__TASK TO CARRY OUT__.
Could you write out every entry exactly as it stands?
_ _ _ _
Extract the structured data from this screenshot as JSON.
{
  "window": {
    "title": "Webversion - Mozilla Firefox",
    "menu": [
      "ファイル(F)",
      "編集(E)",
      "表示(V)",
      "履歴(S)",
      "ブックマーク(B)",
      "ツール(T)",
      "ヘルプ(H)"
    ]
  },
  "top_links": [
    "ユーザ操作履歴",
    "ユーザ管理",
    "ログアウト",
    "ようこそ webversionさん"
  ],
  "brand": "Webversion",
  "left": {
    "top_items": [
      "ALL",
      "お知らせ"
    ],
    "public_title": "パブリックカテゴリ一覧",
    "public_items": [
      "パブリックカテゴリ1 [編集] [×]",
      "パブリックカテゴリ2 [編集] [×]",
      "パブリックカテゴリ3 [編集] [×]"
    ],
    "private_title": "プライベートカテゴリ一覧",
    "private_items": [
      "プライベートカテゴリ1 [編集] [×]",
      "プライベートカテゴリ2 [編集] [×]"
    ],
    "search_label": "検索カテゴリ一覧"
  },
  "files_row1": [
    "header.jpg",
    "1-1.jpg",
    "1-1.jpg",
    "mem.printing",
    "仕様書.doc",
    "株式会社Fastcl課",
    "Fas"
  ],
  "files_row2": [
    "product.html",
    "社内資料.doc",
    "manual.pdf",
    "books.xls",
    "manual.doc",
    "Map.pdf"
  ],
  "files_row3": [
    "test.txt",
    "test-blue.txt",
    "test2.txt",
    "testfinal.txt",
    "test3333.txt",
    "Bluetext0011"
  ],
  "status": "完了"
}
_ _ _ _
__RESULT OF THIS TASK__.
Extract the structured data from this screenshot as JSON.
{
  "window": {
    "title": "Webversion - Mozilla Firefox",
    "menu": [
      "ファイル(F)",
      "編集(E)",
      "表示(V)",
      "履歴(S)",
      "ブックマーク(B)",
      "ツール(T)",
      "ヘルプ(H)"
    ]
  },
  "top_links": [
    "ユーザ操作履歴",
    "ユーザ管理",
    "ログアウト",
    "ようこそ webversionさん"
  ],
  "brand": "Webversion",
  "left": {
    "top_items": [
      "ALL",
      "お知らせ"
    ],
    "public_title": "パブリックカテゴリ一覧",
    "public_items": [
      "パブリックカテゴリ1 [編集] [×]",
      "パブリックカテゴリ2 [編集] [×]",
      "パブリックカテゴリ3 [編集] [×]"
    ],
    "private_title": "プライベートカテゴリ一覧",
    "private_items": [
      "プライベートカテゴリ1 [編集] [×]",
      "プライベートカテゴリ2 [編集] [×]"
    ],
    "search_label": "検索カテゴリ一覧"
  },
  "files_row1": [
    "header.jpg",
    "1-1.jpg",
    "1-1.jpg",
    "mem.printing",
    "仕様書.doc",
    "株式会社Fastcl課",
    "Fas"
  ],
  "files_row2": [
    "product.html",
    "社内資料.doc",
    "manual.pdf",
    "books.xls",
    "manual.doc",
    "Map.pdf"
  ],
  "files_row3": [
    "test.txt",
    "test-blue.txt",
    "test2.txt",
    "testfinal.txt",
    "test3333.txt",
    "Bluetext0011"
  ],
  "status": "完了"
}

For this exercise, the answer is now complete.